: Hi: I am an passenger agent in Montreal, and well, although I am not very impressed with the SFO agent, I do sympathize with her. I mean, it may happe
: Damn, a whole 25 minutes huh? You could have almost watched an episode of "Who’s Line is it Anyway". Life sucks. Screw those people you see in t
: i guess its 5000 miles...i was giving you the benifit if the doubt....bring a few more barf bags! N509JB
: Was she new at her job? Maybe - but does the passenger have to bear the consequences of that? NO WAY. Basic 3-letter code knowledge surely that should
: It is not completely her fault, mostly the fault of VS. If those were her first days at work, shouldn't there always be someone else there to help her
: Wow. I guess I really touched a nerve with some users! In any event, I went though my company credit card statements and came up with the following: F
: there are bigger problems in the aviation industry that the "traveling public" needs to look out for. i dont need you sticking up for me. BTW ive neve
: Only feedback like that from Planenutz will get VS to spend a little more time training their agents on the destinations they serve, how to check docu
: its debatable on wether she needed more training...maybe planenutz needs paitence. N509JB
46 Alpha 1
: You wrote VS a LETTER-because you had to wait in line a few minutes?? Good God Almighty! I'm rolling on the floor over this one! You're killing me! An
47 Alpha 1
: Unfortunately, Planenutz and his defenders are one of the reasons that airline travel is such a pain for everyone this day and age. They expect to be
: dude! you just wanted the miles! and you got her in trouble, becuase you are a jerk! and big freaking deal, she was making sure you would have your ba
: I'm a very happy man. I fly all over the world on many airlines, from Virgin Atlantic to Kenya Airways, to Aeroflot, and get paid for it. This Tuesday
50 Alpha 1
: And, Mr. Nutz, would that make you feel like a big, testosterone-filled man to have gotten someone fired over your trivial idiocy? What's even more br
: Whoa! Calm down. You would yhink that for as many emails I send to airlines complimenting them on their services, when, on the odd ocassion, I'm disat
52 Alpha 1
: Just as I suspected-someone who is extremely full of himself. I think you would get a kick out of seeing if you could get someone fired.
: hang on now.... as you know i have been with this post from the begining, and up untill this point, i have respectfully disagreed with you, but yer co
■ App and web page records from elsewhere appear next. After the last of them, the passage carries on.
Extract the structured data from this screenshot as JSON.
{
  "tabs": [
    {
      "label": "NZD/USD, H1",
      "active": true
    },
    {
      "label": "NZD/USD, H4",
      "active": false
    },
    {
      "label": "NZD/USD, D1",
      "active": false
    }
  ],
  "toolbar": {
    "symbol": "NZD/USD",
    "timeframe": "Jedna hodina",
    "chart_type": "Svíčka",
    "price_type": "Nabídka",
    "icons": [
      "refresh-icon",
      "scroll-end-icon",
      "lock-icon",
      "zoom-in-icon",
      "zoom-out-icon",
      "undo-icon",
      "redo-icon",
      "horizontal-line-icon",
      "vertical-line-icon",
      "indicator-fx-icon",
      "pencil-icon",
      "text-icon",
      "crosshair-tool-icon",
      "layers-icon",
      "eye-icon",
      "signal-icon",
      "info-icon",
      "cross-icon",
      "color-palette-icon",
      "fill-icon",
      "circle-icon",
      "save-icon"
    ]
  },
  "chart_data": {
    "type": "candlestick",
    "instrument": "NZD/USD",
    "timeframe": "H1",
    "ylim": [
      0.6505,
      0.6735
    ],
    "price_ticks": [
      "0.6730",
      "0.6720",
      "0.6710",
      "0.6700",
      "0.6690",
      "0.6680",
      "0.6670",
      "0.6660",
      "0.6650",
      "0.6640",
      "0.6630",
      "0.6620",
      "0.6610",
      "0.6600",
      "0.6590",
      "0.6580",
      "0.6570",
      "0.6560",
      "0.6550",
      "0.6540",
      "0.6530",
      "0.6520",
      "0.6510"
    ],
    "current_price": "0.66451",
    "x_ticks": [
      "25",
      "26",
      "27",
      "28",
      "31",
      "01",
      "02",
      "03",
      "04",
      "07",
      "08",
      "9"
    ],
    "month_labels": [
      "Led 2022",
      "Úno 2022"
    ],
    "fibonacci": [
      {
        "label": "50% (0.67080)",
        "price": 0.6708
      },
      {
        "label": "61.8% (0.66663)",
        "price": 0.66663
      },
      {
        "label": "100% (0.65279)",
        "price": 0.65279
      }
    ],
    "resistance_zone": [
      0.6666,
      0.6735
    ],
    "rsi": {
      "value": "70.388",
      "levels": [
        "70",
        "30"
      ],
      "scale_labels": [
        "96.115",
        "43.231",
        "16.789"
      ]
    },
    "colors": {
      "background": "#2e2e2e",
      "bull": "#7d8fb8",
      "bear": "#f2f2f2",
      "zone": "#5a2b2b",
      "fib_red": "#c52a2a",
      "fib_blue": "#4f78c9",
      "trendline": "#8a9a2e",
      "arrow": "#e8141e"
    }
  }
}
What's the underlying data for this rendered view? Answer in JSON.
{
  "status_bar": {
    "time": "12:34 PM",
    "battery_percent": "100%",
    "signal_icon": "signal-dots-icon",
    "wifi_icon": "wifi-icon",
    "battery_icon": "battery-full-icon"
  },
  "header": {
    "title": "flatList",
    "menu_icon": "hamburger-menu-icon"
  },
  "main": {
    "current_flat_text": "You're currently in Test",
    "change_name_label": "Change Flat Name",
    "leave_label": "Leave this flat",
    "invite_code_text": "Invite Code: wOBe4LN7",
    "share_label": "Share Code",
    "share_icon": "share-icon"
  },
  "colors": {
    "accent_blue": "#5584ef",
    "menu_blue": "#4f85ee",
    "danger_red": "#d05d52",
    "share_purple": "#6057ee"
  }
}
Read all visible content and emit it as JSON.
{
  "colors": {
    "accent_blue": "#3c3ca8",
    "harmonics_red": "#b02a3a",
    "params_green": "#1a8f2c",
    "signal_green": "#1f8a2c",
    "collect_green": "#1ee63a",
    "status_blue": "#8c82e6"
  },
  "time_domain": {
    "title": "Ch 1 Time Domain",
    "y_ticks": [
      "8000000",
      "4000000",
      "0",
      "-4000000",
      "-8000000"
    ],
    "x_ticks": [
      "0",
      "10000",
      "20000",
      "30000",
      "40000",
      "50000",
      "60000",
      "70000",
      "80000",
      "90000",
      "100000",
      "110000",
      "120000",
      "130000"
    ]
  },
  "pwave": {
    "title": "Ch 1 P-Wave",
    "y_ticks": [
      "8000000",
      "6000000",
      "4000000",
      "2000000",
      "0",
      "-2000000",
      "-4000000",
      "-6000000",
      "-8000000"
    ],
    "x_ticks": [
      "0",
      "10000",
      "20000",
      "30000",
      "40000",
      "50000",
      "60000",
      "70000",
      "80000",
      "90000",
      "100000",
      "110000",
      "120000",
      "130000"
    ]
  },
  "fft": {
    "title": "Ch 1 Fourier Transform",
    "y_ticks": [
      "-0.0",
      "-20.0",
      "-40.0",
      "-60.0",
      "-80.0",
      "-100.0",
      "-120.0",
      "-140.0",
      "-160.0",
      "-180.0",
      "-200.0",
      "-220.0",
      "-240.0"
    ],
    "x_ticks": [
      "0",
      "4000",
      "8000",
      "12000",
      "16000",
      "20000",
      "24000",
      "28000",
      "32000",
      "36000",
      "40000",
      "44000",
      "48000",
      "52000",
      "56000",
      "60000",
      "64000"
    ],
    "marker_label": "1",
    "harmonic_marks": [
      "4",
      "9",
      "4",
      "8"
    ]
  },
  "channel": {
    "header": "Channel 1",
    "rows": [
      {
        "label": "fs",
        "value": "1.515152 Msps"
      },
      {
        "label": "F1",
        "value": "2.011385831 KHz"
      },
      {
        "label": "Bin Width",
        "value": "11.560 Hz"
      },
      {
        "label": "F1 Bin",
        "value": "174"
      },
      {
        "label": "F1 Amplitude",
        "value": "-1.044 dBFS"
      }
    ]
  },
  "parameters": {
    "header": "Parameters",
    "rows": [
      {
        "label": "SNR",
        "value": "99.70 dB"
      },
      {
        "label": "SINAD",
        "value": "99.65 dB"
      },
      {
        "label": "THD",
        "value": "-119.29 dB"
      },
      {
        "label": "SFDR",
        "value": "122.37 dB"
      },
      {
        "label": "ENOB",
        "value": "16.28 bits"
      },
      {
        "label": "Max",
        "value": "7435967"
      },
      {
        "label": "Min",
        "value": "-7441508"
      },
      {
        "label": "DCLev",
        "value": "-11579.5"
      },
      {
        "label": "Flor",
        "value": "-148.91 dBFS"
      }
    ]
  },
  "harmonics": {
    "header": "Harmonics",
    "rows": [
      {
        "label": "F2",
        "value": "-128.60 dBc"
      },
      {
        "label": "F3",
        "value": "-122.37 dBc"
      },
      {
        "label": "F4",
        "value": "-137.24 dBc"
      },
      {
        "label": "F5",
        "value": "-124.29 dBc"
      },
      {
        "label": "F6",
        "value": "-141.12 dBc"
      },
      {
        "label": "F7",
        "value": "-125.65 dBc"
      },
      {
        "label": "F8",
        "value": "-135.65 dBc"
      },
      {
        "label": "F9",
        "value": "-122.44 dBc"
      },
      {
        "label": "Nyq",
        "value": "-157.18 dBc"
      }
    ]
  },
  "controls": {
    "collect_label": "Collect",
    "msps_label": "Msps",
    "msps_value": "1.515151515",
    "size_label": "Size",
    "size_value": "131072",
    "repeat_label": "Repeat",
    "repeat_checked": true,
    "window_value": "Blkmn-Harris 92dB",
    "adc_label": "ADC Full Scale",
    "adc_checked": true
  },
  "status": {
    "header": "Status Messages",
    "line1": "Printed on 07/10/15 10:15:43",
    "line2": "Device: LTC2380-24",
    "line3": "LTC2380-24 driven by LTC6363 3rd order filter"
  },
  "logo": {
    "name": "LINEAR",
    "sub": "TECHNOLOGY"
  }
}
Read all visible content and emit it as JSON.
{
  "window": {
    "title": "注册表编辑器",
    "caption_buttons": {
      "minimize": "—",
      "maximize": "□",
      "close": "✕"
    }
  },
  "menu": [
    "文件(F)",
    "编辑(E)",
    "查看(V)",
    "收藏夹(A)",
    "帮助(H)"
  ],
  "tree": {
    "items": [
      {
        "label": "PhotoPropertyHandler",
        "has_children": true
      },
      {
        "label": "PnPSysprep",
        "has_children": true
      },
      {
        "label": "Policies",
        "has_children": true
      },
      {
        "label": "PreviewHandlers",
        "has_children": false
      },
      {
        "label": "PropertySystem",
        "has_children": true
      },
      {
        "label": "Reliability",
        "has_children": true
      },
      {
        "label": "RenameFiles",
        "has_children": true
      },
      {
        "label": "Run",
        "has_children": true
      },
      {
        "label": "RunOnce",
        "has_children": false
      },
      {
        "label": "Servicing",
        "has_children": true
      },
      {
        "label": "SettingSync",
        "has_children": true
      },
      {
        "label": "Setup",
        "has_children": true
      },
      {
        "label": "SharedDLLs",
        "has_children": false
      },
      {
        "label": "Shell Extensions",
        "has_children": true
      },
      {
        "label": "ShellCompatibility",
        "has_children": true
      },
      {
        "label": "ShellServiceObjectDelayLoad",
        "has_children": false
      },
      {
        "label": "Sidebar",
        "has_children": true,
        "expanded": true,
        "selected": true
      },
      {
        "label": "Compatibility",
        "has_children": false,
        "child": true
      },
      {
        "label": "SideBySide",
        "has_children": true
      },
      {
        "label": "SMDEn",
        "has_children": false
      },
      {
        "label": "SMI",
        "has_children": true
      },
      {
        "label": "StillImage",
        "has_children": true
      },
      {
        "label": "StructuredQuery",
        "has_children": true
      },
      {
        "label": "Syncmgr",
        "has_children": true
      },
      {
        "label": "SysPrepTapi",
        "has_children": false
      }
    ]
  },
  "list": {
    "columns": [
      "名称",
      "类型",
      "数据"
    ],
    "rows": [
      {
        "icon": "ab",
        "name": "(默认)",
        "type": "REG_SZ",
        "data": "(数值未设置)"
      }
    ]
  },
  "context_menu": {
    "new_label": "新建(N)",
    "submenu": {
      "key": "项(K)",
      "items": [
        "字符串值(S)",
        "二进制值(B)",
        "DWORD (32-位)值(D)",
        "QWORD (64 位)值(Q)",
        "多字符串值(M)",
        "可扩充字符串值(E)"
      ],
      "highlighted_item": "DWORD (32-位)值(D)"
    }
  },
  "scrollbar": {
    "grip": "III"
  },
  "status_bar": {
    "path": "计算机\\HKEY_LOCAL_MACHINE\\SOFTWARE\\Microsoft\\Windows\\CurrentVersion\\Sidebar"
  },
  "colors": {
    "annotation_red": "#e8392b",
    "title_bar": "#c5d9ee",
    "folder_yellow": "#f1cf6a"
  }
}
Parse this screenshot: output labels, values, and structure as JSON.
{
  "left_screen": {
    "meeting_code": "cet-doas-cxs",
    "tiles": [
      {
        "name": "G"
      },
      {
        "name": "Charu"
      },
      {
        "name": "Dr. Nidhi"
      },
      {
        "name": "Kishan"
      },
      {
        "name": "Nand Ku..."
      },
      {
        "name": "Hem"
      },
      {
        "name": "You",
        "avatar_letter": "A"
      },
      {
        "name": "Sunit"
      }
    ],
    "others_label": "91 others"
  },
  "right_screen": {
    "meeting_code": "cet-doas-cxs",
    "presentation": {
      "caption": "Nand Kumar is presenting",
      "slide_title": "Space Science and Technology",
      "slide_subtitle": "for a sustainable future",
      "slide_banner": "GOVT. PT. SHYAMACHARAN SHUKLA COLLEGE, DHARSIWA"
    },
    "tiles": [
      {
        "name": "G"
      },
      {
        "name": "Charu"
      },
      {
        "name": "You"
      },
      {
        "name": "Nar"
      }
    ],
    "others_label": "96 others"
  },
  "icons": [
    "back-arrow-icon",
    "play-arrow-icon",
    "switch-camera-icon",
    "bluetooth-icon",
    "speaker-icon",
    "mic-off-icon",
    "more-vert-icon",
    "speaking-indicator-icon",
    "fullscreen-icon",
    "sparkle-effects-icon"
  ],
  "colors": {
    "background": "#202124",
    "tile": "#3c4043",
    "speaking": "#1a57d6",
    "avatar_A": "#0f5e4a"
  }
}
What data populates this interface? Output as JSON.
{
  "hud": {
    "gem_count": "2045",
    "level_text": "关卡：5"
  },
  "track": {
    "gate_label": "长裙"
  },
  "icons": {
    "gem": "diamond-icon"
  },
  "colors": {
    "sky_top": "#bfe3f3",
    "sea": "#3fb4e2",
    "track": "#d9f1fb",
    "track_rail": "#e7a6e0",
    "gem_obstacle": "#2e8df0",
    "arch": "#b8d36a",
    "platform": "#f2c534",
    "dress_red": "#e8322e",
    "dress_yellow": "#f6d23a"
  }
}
: I swear. No one can take a joke anymore.
: Nutz... If you fly those routes for your company, then why would you care what price the fare was?! Maybe your company should sign a contract with Vir
: Dear all, Peace, please! I really think this has gone a bit out of hand! I don't sense Planenutz's original comment was all that agressive or selfish.
: i dunno...i can joke with the best of them. but you've already proven that you can lighten up. like it or not 25 mins to check in for a intl flight is
: Correction: 14 round trips over 16 months if you read my post correctly. Additionally, even though my company covers travel expenses, what it spends i
: I've encountered unhelpful airline employees more often than clueless ones. The worst experience I had was with American and American Eagle at LaGuard
: Although I've never been as inconvenienced as some of you have by 'clueless' or 'funny' staff, I've encountered a couple of cases that make one wonder
: All kidding and flaming aside, how was the May 1 check in process? Same, better, worse? Same or different agent?